In this activity, students discuss three religious traditions of medieval China to consolidate knowledge and bring out the similarities and contrasts.
Before the class, students have already studied the three religions. In a class of 5 - 6 students, three of the students are assigned to one religion each. The remaining students are assigned to be “undecided”. It is useful to make these assignments the week before.
During the activity, the three students assigned to religions try to persuade the undecided students to follow their religious ideals. The format for these presentations is flexible, but the students should know how they are expected to portray the religious ideals. Giving short speeches may not be the best option.
Then, the undecided students discuss why they would choose one particular religion or why they would try to accommodate multiple traditions.
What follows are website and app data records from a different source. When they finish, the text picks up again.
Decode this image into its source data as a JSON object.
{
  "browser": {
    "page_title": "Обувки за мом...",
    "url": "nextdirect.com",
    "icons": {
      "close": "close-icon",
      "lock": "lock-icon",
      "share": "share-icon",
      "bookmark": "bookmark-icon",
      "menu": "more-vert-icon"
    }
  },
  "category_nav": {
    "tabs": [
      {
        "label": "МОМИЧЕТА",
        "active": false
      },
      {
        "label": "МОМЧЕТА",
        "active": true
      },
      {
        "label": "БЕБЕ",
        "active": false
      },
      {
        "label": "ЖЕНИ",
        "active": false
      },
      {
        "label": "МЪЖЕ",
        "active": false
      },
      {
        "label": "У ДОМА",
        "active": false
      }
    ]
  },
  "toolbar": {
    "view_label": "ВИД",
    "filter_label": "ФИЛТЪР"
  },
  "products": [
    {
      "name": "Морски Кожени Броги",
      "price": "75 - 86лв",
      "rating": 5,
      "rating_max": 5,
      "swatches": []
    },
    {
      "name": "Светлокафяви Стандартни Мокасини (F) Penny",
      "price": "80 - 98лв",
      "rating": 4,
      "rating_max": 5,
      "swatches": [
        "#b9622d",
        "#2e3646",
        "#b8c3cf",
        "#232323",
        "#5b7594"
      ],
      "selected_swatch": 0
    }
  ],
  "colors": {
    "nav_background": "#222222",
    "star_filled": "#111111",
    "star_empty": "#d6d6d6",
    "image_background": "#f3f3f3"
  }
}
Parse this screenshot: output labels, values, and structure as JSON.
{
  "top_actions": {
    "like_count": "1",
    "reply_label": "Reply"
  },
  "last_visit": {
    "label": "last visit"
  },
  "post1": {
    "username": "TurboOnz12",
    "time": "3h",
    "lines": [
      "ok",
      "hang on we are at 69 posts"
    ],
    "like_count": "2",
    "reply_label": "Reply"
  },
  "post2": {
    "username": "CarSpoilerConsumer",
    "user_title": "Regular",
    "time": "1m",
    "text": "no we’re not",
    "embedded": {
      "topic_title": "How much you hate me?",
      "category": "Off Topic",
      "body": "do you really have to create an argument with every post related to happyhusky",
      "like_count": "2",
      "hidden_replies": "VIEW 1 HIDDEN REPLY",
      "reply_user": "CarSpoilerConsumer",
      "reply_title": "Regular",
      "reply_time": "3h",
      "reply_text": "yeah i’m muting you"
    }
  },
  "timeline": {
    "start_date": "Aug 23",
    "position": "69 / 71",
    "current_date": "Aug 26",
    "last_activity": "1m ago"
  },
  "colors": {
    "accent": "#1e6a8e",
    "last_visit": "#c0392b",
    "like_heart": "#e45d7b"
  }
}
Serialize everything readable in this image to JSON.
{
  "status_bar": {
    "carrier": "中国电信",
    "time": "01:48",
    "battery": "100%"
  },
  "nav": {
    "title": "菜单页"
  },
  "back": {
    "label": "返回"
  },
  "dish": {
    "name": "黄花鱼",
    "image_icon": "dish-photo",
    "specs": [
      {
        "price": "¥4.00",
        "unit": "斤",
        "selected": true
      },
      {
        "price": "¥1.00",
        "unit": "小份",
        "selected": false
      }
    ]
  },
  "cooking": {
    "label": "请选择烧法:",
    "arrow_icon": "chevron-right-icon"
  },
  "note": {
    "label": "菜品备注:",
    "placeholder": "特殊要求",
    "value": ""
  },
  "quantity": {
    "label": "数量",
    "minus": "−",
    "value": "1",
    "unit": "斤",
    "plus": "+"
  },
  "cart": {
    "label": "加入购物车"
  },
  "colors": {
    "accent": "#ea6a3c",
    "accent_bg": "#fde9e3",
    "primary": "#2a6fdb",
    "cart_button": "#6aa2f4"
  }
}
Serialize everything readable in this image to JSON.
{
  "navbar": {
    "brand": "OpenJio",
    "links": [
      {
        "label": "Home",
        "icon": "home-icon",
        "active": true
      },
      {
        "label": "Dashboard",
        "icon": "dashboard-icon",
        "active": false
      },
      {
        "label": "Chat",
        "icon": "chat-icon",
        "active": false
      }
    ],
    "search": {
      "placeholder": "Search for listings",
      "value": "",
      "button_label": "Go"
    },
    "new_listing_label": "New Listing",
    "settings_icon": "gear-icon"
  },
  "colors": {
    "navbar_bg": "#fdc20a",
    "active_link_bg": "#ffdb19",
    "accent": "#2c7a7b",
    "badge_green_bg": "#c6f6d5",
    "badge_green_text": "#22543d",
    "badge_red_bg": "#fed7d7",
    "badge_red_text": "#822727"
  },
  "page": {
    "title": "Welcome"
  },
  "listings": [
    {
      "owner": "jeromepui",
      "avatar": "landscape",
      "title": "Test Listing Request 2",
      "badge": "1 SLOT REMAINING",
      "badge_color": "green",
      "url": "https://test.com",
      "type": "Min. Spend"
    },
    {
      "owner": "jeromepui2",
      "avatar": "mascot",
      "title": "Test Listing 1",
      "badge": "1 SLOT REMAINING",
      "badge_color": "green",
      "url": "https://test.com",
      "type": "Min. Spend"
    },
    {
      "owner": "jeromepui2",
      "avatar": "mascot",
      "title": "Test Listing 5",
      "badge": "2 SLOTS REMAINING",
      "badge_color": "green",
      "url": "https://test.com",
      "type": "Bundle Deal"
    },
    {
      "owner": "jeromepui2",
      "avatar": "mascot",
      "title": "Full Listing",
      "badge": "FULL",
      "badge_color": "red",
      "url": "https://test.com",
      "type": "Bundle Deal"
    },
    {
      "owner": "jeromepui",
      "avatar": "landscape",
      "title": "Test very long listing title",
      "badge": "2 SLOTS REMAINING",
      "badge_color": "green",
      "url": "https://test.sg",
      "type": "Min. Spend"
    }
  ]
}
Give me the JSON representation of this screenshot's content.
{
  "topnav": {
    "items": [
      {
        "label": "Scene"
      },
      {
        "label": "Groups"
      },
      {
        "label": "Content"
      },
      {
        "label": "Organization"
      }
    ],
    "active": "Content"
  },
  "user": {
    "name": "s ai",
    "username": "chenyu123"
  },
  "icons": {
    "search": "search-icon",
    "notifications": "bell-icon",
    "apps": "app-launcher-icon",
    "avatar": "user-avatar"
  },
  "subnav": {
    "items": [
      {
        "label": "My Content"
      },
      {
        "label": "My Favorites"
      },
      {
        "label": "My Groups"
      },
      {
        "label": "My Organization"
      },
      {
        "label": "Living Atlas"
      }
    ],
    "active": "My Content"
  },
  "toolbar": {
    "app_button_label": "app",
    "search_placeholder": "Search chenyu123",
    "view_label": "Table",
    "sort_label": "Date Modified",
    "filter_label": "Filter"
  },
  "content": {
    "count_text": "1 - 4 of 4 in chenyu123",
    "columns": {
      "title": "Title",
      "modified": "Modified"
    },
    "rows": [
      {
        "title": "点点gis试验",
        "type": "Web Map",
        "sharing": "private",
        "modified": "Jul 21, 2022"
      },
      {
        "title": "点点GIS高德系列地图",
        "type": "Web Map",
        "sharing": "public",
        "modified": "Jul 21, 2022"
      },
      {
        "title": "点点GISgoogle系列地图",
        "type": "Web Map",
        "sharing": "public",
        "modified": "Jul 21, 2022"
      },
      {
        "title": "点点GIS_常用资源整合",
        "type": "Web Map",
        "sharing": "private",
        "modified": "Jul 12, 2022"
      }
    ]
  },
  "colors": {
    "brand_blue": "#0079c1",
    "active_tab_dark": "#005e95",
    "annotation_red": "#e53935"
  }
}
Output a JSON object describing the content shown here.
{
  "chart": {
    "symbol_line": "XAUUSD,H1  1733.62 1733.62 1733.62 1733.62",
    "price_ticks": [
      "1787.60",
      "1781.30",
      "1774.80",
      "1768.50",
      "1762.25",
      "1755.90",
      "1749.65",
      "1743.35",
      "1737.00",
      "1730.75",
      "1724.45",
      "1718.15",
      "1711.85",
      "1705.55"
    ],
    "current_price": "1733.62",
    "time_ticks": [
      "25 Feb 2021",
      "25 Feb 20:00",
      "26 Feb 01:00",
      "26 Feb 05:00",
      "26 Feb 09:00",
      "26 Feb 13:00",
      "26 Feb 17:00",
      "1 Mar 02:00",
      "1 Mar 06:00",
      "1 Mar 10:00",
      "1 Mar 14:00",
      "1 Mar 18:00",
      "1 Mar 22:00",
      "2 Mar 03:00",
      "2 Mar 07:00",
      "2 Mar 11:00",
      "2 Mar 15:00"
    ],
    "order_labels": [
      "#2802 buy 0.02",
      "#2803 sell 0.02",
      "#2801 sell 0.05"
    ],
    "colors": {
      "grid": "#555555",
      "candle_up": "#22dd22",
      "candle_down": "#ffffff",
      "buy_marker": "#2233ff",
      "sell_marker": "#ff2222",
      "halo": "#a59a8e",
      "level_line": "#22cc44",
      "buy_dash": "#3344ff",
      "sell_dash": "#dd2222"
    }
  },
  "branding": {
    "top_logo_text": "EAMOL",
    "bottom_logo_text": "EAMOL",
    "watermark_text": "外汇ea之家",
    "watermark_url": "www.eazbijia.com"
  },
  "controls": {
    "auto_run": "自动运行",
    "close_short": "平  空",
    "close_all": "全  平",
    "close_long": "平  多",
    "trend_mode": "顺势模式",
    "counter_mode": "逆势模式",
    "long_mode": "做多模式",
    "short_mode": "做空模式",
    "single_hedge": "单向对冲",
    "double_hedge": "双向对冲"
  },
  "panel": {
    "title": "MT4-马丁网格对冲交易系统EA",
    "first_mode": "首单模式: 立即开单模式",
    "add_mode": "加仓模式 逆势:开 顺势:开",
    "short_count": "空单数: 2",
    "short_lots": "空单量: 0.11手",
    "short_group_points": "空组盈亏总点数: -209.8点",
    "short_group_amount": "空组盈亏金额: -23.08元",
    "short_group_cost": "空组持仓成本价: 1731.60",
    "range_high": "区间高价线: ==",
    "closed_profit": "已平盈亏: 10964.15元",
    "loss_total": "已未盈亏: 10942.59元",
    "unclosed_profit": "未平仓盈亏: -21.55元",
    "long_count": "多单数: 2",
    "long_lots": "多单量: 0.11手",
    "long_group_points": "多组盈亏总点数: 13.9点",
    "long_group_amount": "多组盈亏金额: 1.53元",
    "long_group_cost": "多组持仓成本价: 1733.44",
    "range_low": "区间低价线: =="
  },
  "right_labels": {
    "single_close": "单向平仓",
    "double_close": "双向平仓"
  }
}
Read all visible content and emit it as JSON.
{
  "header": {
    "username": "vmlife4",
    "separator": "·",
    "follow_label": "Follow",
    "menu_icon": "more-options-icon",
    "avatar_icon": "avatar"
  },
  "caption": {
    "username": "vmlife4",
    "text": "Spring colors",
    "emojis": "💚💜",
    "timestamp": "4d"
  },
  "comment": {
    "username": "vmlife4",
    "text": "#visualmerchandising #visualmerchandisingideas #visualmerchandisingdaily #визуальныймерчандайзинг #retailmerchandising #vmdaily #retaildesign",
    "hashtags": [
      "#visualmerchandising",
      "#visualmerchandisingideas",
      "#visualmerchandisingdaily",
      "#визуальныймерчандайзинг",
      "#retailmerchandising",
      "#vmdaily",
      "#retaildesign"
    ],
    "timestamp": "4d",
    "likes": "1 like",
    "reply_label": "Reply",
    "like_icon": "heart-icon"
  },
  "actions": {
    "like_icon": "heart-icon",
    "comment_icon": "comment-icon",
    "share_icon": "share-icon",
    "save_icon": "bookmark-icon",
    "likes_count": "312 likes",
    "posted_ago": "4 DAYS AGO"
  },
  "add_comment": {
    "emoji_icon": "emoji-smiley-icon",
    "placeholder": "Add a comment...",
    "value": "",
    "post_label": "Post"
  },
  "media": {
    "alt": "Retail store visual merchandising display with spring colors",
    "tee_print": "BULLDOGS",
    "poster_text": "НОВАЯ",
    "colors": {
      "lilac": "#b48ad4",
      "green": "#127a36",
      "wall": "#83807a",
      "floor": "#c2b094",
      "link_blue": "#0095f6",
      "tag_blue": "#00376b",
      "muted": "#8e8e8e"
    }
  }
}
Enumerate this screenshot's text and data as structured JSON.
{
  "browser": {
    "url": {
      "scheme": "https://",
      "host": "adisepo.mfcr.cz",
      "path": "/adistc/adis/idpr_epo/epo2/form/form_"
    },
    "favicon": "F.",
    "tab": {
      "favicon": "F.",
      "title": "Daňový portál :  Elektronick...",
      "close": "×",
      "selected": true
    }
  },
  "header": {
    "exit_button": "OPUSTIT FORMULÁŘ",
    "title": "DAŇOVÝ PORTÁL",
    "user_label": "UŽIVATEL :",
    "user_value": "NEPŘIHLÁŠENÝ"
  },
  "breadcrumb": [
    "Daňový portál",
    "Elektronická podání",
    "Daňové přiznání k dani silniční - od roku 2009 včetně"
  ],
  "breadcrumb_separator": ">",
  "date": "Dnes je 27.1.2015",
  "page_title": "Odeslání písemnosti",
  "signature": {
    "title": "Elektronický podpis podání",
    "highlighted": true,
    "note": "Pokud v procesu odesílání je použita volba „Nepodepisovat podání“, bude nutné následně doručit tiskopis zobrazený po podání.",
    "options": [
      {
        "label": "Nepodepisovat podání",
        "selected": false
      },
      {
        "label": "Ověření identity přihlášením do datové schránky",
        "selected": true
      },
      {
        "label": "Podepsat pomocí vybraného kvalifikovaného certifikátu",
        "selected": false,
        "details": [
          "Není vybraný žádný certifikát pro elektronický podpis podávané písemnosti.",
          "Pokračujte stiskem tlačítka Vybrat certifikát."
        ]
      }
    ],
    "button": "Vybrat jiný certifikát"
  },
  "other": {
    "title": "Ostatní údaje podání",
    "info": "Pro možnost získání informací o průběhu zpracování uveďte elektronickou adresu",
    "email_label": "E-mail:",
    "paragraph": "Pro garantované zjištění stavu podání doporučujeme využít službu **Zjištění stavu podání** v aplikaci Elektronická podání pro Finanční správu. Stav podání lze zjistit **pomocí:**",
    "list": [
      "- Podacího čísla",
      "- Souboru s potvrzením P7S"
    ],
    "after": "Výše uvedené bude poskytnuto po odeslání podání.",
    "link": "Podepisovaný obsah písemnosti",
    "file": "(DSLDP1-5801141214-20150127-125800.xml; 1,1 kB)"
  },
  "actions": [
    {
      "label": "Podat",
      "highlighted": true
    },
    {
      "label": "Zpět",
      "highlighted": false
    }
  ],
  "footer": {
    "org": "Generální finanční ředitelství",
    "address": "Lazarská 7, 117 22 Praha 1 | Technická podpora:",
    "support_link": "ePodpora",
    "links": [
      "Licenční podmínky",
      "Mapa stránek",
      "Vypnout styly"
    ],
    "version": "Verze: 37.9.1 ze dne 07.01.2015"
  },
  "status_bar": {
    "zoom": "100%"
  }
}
The other students are also invited to discuss which tradition they would have chosen.
Not only does this activity allow the students to review what they have learned and analyze the differences and similarities, but also it emphasizes the way in which these religions represent significant life and value choices for medieval Chinese people.